• **Material for this task**
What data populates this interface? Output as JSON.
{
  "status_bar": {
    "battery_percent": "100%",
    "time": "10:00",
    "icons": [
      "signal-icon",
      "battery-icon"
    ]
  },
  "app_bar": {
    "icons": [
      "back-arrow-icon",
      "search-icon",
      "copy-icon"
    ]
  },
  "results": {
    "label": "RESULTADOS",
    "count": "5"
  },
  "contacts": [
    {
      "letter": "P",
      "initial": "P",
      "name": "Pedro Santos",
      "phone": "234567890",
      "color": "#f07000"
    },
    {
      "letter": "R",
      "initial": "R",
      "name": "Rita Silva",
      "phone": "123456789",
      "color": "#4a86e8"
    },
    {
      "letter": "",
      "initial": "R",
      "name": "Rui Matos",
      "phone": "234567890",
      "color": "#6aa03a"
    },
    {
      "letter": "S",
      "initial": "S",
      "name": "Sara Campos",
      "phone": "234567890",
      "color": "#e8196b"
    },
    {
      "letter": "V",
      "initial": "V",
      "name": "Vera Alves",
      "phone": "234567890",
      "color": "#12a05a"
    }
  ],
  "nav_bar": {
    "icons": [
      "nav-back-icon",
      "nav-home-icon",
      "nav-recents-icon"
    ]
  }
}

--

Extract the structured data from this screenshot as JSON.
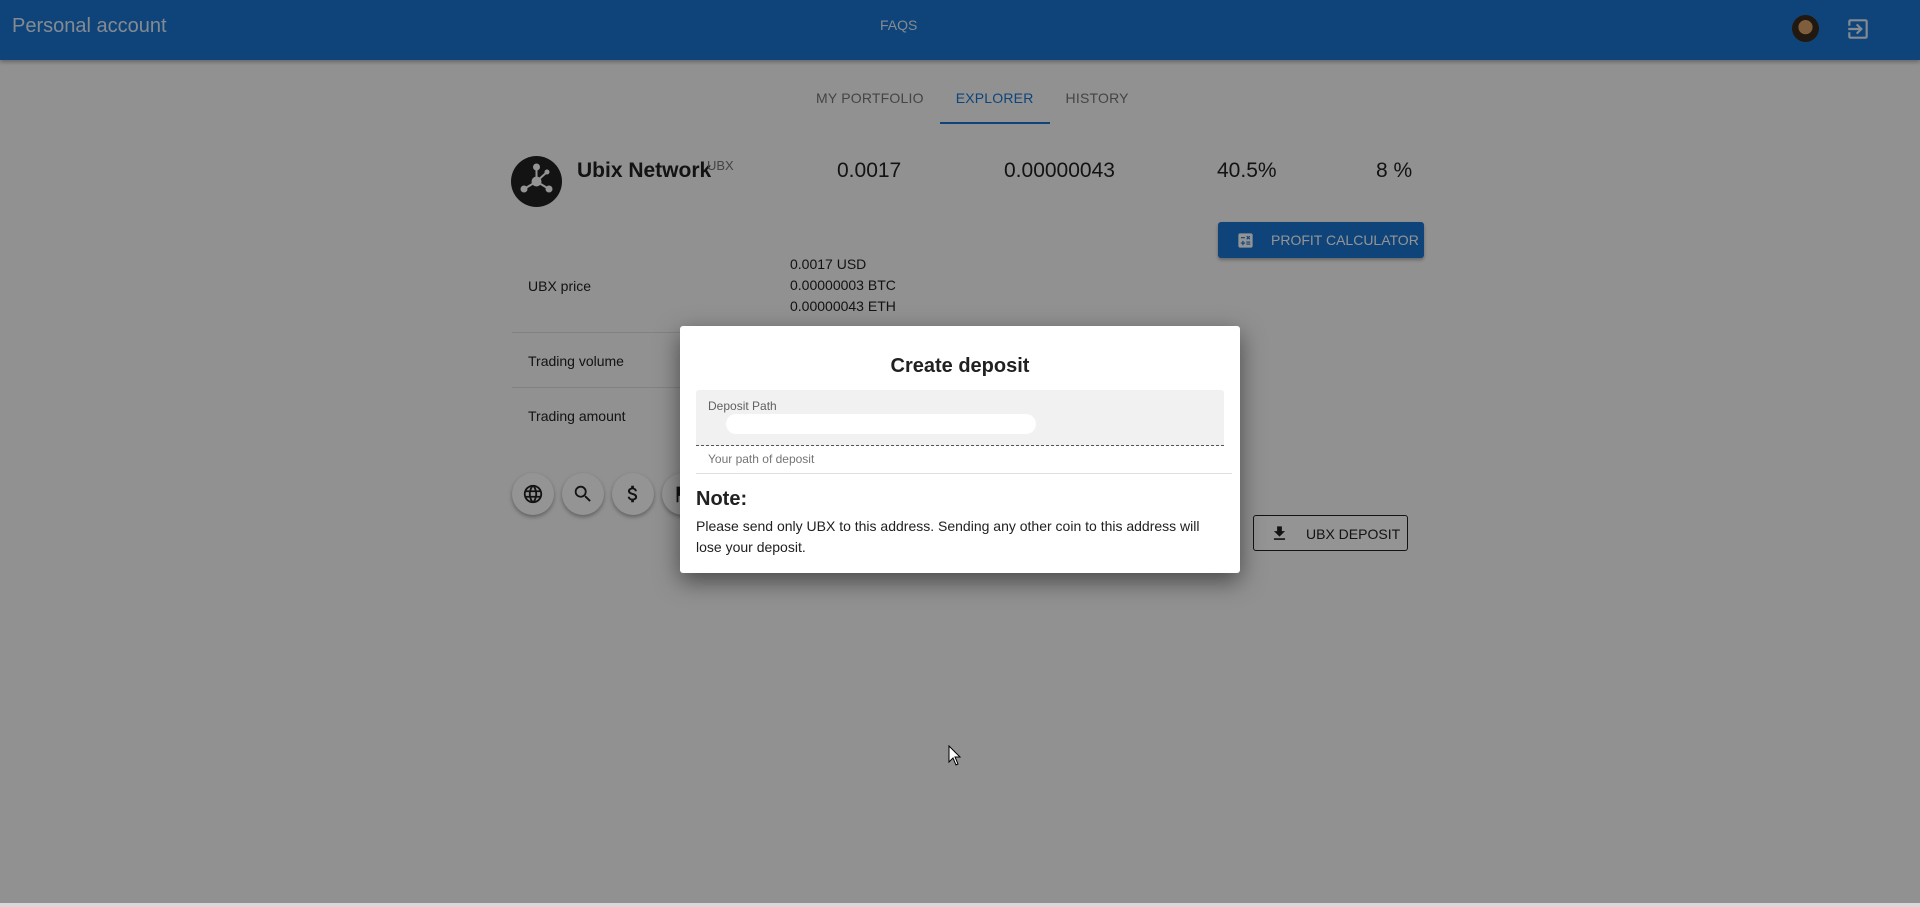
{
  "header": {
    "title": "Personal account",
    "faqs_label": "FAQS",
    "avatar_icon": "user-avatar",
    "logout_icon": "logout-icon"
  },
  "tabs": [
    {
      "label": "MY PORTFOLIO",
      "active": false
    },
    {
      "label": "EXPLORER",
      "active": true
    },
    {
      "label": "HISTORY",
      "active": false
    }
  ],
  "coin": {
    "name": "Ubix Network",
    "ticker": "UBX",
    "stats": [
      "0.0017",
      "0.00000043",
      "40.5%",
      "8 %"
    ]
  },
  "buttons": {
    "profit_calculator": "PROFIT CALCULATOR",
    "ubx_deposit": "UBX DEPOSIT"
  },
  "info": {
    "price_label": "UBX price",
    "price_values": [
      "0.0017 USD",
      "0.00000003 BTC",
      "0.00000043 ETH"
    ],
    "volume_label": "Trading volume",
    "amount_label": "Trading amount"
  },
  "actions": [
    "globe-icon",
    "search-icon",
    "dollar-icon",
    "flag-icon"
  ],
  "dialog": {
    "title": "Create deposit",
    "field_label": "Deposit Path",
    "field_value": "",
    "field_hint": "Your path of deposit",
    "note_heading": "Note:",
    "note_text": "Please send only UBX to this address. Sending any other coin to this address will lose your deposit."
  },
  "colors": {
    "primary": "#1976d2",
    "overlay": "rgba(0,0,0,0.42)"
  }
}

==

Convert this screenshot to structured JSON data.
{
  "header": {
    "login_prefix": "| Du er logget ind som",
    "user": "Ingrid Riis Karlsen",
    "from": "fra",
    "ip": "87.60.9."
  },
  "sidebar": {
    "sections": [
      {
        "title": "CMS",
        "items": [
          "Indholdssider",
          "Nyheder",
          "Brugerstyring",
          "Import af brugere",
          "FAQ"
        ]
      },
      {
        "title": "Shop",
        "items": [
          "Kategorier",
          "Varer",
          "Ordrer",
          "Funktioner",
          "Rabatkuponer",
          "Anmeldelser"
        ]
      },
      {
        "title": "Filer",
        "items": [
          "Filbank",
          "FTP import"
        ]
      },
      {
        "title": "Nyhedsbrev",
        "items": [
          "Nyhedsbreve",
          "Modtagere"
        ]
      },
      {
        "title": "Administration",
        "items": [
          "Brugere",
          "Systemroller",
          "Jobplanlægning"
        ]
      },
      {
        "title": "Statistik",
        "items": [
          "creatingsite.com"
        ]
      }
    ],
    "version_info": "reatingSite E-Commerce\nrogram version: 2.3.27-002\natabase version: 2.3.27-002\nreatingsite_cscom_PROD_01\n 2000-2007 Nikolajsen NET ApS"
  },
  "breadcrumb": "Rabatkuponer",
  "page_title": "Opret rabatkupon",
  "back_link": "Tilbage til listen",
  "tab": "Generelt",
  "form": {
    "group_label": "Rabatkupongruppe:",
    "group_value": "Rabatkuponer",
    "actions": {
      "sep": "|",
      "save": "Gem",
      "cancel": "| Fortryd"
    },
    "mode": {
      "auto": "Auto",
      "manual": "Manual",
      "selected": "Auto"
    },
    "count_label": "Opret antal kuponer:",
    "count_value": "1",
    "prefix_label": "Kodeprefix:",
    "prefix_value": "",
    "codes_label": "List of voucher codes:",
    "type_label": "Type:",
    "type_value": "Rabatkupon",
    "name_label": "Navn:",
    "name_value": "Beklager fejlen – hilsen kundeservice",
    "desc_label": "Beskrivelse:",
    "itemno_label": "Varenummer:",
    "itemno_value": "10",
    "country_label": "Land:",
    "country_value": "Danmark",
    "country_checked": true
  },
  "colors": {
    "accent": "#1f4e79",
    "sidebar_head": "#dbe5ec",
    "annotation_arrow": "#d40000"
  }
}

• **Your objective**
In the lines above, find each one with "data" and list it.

• **Your response**
What data populates this interface? Output as JSON.
Extract the structured data from this screenshot as JSON.
Convert this screenshot to structured JSON data.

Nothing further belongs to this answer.